60. Dallas Cowboys
Randy Gregory, OLB, Nebraska

The Cowboys got a player viewed as one of the best pass-rushers in the draft in the second round. There are risks involved, clearly, but the Cowboys were able to fill a big need and believe they have a support system in place where he can succeed. Thumbs up. -- Todd Archer

61. Tampa Bay Buccaneers
Ali Marpet, G, Hobart

The Bucs traded up four spots to get Marpet as they continue to overhaul their offensive line. Penn State tackle Donovan Smith was drafted earlier in the second round. The Bucs are trying to rebuild an offensive line that surrendered 52 sacks and didn’t block well in the running game last season. Thumbs up. -- Pat Yasinskas

62. Green Bay Packers
Quinten Rollins, CB, Miami (Ohio)

How do you judge someone who played one year of college football? And that one year came in the Mid-American Conference, not exactly a high-major level. It sure makes this pick hard to evaluate, but the Packers claim it didn’t take them all that long. We might have to trust them on this one. “He was probably their best player in Week 2 of the season and he had only started playing that spring,” Packers director of college scouting Brian Gutekunst said. There’s actually more film on Rollins as a college basketball player than there is as a football player. He played basketball for four years and finished his career ranked second in Miami (Ohio) history in steals before returning to the football field for the first time since high school. Thumbs down. -- Rob Demovsky

63. Seattle Seahawks
Frank Clark, DE, Michigan

A talented player who many experts thought might go undrafted after being kicked off the team in November over a domestic-violence charge in an incident with his girlfriend. The Seahawks have made some shocking picks in recent years, but this is the biggest head-scratcher of them all. Thumbs down. -- Terry Blount

64. New England Patriots
Jordan Richards, S, Stanford

Richards was identified as a "beyond the first round target" for the Patriots, so his fit with the team was easy to see. The question we'd have is the value of the pick in the late second round, an opinion that is influenced by media-based analysts who projected him to be a later-round pick.

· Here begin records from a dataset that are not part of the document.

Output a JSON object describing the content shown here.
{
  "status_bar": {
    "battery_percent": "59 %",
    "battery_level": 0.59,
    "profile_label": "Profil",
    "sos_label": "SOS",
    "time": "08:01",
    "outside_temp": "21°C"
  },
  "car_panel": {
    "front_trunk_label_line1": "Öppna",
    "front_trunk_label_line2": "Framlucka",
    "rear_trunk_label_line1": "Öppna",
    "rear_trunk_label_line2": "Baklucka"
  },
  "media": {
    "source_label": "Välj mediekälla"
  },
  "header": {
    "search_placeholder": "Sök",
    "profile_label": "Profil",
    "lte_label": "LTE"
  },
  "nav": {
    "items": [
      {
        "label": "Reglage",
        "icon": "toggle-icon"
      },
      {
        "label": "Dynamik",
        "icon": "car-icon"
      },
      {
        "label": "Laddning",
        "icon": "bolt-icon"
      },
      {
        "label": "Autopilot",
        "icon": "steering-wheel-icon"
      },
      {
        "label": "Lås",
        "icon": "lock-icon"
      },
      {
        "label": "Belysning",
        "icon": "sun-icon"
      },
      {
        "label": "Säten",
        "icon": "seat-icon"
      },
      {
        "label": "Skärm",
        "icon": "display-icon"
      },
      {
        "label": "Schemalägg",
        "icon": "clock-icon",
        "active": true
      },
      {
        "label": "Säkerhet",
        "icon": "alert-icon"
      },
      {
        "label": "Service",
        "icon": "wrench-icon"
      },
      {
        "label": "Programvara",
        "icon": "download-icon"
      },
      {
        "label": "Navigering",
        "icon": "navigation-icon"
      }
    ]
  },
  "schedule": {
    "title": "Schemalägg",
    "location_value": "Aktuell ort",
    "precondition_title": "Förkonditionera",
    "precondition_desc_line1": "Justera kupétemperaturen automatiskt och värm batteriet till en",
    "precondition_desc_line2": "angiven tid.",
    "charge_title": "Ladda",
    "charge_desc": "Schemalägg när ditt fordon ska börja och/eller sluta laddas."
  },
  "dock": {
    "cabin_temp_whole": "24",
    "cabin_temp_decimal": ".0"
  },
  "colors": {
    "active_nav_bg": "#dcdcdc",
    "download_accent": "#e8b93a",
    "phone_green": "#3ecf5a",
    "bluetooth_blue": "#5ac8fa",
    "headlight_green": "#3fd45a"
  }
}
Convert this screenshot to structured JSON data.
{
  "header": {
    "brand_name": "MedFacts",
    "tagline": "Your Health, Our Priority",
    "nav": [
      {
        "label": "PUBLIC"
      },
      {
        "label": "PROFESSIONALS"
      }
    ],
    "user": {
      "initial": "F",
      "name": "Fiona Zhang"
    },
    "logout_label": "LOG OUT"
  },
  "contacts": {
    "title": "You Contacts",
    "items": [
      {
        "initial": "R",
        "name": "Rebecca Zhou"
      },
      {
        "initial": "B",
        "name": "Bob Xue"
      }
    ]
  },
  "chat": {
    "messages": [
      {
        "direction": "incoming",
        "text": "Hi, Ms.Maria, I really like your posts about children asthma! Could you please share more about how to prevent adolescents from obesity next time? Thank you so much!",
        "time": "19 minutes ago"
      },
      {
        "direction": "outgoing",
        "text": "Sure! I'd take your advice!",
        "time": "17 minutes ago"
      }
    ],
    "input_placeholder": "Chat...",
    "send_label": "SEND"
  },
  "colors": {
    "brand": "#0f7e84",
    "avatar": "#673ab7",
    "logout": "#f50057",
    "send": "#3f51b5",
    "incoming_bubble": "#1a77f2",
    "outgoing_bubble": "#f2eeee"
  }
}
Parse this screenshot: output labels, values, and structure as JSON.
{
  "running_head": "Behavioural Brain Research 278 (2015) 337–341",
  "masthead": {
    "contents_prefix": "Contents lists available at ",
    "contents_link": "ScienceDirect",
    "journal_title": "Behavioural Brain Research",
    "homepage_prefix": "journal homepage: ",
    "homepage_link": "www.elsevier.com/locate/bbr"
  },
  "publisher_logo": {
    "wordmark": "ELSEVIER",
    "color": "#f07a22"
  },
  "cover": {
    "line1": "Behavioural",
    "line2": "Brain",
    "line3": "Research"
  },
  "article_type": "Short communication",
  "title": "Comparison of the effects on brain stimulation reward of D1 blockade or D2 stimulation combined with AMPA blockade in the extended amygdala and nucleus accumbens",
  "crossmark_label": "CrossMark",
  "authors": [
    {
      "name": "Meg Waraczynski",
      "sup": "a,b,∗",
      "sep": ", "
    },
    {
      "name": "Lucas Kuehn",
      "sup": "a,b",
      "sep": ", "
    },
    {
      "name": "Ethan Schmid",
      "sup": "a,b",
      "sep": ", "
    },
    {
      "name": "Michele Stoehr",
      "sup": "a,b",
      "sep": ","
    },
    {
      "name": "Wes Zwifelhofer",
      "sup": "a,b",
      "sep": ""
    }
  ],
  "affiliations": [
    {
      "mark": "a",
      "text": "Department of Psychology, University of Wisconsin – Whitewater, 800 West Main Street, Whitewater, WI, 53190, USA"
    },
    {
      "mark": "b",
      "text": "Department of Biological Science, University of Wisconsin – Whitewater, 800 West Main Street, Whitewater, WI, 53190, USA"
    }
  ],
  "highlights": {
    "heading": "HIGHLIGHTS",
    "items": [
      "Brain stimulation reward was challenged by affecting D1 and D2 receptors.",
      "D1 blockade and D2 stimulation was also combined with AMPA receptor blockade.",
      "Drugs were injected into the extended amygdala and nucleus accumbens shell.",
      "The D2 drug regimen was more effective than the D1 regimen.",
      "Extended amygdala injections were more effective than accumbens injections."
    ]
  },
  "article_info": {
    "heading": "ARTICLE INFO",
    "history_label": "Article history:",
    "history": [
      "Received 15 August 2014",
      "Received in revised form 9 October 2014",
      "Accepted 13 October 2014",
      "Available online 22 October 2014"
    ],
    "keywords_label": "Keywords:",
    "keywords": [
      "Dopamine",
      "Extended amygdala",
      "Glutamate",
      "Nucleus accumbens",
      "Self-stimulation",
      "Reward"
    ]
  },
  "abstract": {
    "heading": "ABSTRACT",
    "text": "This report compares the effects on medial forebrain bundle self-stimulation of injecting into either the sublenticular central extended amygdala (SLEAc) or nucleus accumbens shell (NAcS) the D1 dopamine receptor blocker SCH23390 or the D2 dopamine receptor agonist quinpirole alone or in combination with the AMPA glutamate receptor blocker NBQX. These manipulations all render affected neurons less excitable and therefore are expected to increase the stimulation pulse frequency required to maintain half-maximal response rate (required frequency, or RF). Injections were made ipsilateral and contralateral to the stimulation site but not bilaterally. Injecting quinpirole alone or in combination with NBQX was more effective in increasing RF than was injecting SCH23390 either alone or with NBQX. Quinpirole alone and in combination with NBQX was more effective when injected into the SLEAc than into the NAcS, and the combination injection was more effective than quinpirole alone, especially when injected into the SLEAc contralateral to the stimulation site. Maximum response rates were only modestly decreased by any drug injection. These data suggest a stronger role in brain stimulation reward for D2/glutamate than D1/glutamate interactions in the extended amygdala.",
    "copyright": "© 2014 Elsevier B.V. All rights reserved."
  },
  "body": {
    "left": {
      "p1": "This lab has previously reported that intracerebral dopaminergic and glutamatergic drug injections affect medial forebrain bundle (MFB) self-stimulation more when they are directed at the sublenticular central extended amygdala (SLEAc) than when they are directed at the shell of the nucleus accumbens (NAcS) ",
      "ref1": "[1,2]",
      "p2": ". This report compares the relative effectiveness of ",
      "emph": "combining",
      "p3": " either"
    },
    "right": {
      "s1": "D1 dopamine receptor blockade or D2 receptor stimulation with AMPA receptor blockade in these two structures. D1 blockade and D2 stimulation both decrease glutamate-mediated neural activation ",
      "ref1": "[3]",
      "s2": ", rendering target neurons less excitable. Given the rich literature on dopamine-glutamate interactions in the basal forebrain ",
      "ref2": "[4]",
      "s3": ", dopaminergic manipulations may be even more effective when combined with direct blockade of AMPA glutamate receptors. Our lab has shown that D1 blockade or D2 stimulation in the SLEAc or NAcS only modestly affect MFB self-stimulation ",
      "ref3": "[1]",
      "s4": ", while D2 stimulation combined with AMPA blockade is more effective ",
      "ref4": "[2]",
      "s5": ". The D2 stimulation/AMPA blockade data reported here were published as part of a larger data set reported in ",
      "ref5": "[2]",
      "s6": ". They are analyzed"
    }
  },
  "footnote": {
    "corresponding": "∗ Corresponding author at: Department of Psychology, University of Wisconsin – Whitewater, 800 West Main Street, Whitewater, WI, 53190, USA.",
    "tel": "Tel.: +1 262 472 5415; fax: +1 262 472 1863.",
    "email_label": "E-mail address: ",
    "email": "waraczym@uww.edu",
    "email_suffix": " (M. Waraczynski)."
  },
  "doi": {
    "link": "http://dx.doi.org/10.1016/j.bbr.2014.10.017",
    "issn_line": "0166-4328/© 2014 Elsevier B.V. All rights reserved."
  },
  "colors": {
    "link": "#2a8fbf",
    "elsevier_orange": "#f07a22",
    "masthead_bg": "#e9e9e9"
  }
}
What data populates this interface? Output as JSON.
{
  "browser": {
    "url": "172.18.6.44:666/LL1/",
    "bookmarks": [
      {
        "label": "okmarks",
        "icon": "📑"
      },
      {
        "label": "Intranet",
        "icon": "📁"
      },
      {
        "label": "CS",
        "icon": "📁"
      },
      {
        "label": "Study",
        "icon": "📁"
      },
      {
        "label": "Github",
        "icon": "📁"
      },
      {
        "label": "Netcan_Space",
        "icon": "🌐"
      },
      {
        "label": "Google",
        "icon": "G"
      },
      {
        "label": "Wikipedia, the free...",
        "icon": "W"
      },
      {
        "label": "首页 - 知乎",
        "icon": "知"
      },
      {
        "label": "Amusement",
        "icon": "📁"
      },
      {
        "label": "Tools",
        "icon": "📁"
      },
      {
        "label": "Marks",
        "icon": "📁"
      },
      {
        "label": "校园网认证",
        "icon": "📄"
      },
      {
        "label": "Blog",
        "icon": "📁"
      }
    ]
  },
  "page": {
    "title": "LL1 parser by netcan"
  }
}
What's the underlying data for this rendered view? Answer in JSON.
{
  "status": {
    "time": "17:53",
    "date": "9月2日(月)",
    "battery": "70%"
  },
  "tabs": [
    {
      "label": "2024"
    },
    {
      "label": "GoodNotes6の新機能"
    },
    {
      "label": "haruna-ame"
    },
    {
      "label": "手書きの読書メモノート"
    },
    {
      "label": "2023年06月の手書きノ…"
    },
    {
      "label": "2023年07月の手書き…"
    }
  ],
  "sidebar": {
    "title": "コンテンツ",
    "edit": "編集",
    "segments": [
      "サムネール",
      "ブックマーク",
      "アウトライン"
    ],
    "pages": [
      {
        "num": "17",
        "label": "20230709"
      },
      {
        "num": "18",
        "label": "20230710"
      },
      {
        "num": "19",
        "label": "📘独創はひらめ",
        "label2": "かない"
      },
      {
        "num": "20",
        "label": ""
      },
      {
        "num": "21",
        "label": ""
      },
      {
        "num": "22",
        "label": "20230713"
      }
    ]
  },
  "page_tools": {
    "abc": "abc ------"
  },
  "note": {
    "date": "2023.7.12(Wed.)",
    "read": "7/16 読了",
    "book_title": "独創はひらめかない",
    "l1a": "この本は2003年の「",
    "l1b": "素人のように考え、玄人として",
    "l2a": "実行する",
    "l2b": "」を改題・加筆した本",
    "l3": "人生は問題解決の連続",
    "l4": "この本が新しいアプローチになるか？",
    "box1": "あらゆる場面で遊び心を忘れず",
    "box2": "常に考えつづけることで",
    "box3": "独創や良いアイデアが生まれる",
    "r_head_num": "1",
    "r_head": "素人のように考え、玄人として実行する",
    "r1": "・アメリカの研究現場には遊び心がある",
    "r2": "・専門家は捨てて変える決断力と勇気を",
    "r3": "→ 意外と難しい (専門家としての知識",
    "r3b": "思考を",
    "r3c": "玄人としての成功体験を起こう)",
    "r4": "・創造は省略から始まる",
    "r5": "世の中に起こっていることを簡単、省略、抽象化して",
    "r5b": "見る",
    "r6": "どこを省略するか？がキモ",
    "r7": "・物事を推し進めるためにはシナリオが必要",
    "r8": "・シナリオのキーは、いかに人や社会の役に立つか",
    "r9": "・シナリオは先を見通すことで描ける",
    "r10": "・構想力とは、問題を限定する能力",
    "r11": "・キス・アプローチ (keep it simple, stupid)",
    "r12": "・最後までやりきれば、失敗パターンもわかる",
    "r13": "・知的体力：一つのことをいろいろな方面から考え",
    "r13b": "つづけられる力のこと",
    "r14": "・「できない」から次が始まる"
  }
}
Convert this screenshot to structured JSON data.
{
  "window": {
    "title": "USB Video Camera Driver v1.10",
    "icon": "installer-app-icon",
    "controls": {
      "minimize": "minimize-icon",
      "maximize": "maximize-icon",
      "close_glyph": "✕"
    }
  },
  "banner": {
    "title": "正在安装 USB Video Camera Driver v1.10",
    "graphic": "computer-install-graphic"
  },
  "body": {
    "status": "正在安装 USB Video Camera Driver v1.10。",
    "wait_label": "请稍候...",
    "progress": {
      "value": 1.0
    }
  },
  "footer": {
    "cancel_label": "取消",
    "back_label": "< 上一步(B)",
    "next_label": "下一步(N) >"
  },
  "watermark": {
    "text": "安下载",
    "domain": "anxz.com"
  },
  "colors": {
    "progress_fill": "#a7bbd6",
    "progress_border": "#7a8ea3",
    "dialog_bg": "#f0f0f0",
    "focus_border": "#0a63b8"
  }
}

Those media-based analysts have watched Richards a lot more than I have, so we'll defer to them at this point. Thumbs down. -- Mike Reiss